By ROBERT DIETZ on December 13, 2023: The Federal Reserve’s monetary policy committee held the federal funds rate constant at a top target rate of 5.5% at the conclusion of its December meeting. The Fed will continue to reduce its balance sheet holdings of Treasuries and mortgage-backed securities as part of quantitative tightening and balance sheet normalization. Marking a third consecutive meeting holding the federal funds rate constant, it now appears the Fed has ended its tightening of monetary policy. Nonetheless, elevated rates will continue to place downward pressure on economic activity, thereby slowing inflation, as it recedes to the Fed’s target of 2% over the course of 2024 and 2025.

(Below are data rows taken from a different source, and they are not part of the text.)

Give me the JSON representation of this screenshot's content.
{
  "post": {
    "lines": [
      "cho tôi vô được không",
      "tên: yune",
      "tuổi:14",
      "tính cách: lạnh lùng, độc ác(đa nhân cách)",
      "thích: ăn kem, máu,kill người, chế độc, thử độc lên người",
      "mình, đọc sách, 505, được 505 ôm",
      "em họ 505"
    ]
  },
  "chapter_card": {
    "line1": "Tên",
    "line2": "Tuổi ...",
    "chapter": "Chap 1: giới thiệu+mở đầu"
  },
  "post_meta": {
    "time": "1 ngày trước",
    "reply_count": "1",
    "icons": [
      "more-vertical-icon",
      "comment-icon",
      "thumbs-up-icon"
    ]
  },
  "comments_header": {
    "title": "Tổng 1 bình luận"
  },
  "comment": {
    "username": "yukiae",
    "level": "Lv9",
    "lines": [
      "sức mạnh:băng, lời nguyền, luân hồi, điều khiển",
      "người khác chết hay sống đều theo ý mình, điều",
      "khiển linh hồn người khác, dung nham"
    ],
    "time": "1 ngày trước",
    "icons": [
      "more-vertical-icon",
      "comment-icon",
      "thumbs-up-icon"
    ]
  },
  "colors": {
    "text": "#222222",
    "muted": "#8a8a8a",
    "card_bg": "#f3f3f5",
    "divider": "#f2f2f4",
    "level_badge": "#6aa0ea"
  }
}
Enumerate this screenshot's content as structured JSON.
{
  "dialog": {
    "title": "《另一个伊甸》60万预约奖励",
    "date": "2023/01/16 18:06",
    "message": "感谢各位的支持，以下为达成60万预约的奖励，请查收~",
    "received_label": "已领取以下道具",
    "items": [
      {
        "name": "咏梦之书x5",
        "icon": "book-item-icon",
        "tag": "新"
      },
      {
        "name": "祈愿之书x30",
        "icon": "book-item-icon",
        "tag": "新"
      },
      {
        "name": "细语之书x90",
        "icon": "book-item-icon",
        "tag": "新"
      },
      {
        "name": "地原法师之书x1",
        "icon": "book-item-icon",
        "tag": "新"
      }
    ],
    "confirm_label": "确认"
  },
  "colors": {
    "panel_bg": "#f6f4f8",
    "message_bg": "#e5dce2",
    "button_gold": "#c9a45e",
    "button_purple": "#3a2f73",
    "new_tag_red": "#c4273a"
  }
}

The Fed’s statement noted that “growth of economic activity has slowed” and “inflation has eased over the past year but remains elevated.” While it appears the Fed is done raising the federal funds rate, the door was kept open for additional increases if inflation were to trend higher. The statement declared this willingness by noting “in determining the extent of any additional policy firming that may be appropriate to return inflation to 2 percent over time” the Fed will take into account the lags of policy and other economic conditions. The Fed however missed an opportunity here to cite the outsized role shelter inflation has played in recent CPI reports. The high cost of development and home construction is slowing the fight against inflation. State and local governments could assist the fight against inflation by addressing the root causes of these rising costs. Read the article by Robert Dietz on NAHB Eye On Housing